* [EXERCISE]: Tally up the lines below that contain the word "true" and give the total alone.

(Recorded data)

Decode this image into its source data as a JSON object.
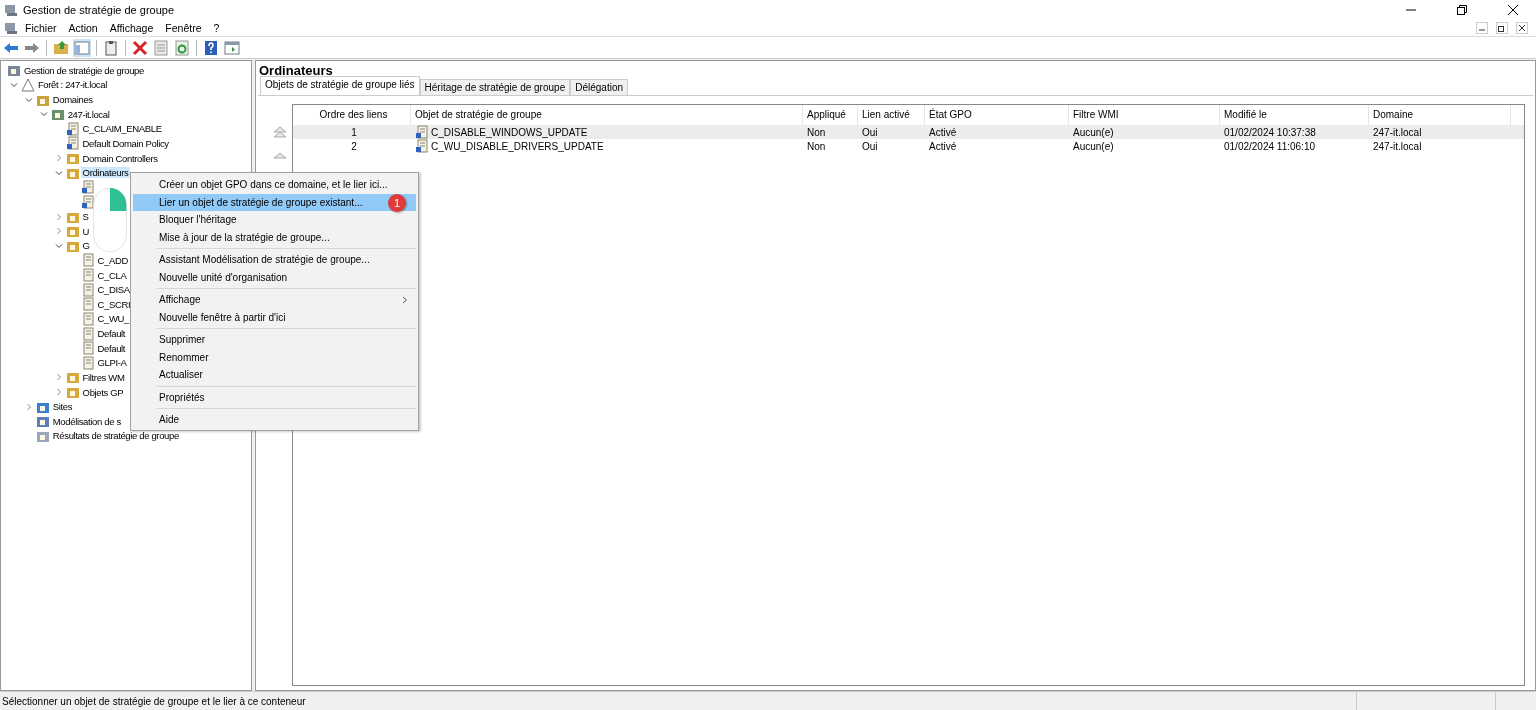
{
  "window": {
    "title": "Gestion de stratégie de groupe"
  },
  "menu_bar": [
    "Fichier",
    "Action",
    "Affichage",
    "Fenêtre",
    "?"
  ],
  "tree": [
    {
      "label": "Gestion de stratégie de groupe",
      "kind": "console",
      "selected": false,
      "children": [
        {
          "label": "Forêt : 247-it.local",
          "kind": "forest",
          "selected": false,
          "expanded": true,
          "children": [
            {
              "label": "Domaines",
              "kind": "domains",
              "selected": false,
              "expanded": true,
              "children": [
                {
                  "label": "247-it.local",
                  "kind": "domain",
                  "selected": false,
                  "expanded": true,
                  "children": [
                    {
                      "label": "C_CLAIM_ENABLE",
                      "kind": "link",
                      "selected": false
                    },
                    {
                      "label": "Default Domain Policy",
                      "kind": "link",
                      "selected": false
                    },
                    {
                      "label": "Domain Controllers",
                      "kind": "ou",
                      "selected": false,
                      "expanded": false
                    },
                    {
                      "label": "Ordinateurs",
                      "kind": "ou",
                      "selected": true,
                      "expanded": true,
                      "children": [
                        {
                          "kind": "link"
                        },
                        {
                          "kind": "link"
                        }
                      ]
                    },
                    {
                      "label": "S",
                      "kind": "ou",
                      "selected": false,
                      "expanded": false
                    },
                    {
                      "label": "U",
                      "kind": "ou",
                      "selected": false,
                      "expanded": false
                    },
                    {
                      "label": "G",
                      "kind": "container",
                      "selected": false,
                      "expanded": true,
                      "children": [
                        {
                          "label": "C_ADD",
                          "kind": "gpo",
                          "selected": false
                        },
                        {
                          "label": "C_CLA",
                          "kind": "gpo",
                          "selected": false
                        },
                        {
                          "label": "C_DISA",
                          "kind": "gpo",
                          "selected": false
                        },
                        {
                          "label": "C_SCRI",
                          "kind": "gpo",
                          "selected": false
                        },
                        {
                          "label": "C_WU_",
                          "kind": "gpo",
                          "selected": false
                        },
                        {
                          "label": "Default",
                          "kind": "gpo",
                          "selected": false
                        },
                        {
                          "label": "Default",
                          "kind": "gpo",
                          "selected": false
                        },
                        {
                          "label": "GLPI-A",
                          "kind": "gpo",
                          "selected": false
                        }
                      ]
                    },
                    {
                      "label": "Filtres WM",
                      "kind": "container",
                      "selected": false,
                      "expanded": false
                    },
                    {
                      "label": "Objets GP",
                      "kind": "container",
                      "selected": false,
                      "expanded": false
                    }
                  ]
                }
              ]
            },
            {
              "label": "Sites",
              "kind": "sites",
              "selected": false,
              "expanded": false
            },
            {
              "label": "Modélisation de s",
              "kind": "modeling",
              "selected": false
            },
            {
              "label": "Résultats de stratégie de groupe",
              "kind": "results",
              "selected": false
            }
          ]
        }
      ]
    }
  ],
  "panel": {
    "title": "Ordinateurs",
    "tabs": [
      {
        "label": "Objets de stratégie de groupe liés",
        "selected": true
      },
      {
        "label": "Héritage de stratégie de groupe",
        "selected": false
      },
      {
        "label": "Délégation",
        "selected": false
      }
    ],
    "table": {
      "columns": [
        "Ordre des liens",
        "Objet de stratégie de groupe",
        "Appliqué",
        "Lien activé",
        "État GPO",
        "Filtre WMI",
        "Modifié le",
        "Domaine"
      ],
      "rows": [
        {
          "selected": true,
          "cells": [
            "1",
            "C_DISABLE_WINDOWS_UPDATE",
            "Non",
            "Oui",
            "Activé",
            "Aucun(e)",
            "01/02/2024 10:37:38",
            "247-it.local"
          ]
        },
        {
          "selected": false,
          "cells": [
            "2",
            "C_WU_DISABLE_DRIVERS_UPDATE",
            "Non",
            "Oui",
            "Activé",
            "Aucun(e)",
            "01/02/2024 11:06:10",
            "247-it.local"
          ]
        }
      ]
    }
  },
  "context_menu": {
    "items": [
      {
        "kind": "item",
        "label": "Créer un objet GPO dans ce domaine, et le lier ici...",
        "selected": false
      },
      {
        "kind": "item",
        "label": "Lier un objet de stratégie de groupe existant...",
        "selected": true,
        "badge": "1"
      },
      {
        "kind": "item",
        "label": "Bloquer l'héritage",
        "selected": false
      },
      {
        "kind": "item",
        "label": "Mise à jour de la stratégie de groupe...",
        "selected": false
      },
      {
        "kind": "separator"
      },
      {
        "kind": "item",
        "label": "Assistant Modélisation de stratégie de groupe...",
        "selected": false
      },
      {
        "kind": "item",
        "label": "Nouvelle unité d'organisation",
        "selected": false
      },
      {
        "kind": "separator"
      },
      {
        "kind": "submenu",
        "label": "Affichage",
        "selected": false
      },
      {
        "kind": "item",
        "label": "Nouvelle fenêtre à partir d'ici",
        "selected": false
      },
      {
        "kind": "separator"
      },
      {
        "kind": "item",
        "label": "Supprimer",
        "selected": false
      },
      {
        "kind": "item",
        "label": "Renommer",
        "selected": false
      },
      {
        "kind": "item",
        "label": "Actualiser",
        "selected": false
      },
      {
        "kind": "separator"
      },
      {
        "kind": "item",
        "label": "Propriétés",
        "selected": false
      },
      {
        "kind": "separator"
      },
      {
        "kind": "item",
        "label": "Aide",
        "selected": false
      }
    ]
  },
  "status_bar": "Sélectionner un objet de stratégie de groupe et le lier à ce conteneur"
}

* [OUTPUT OF THE EXERCISE]: 9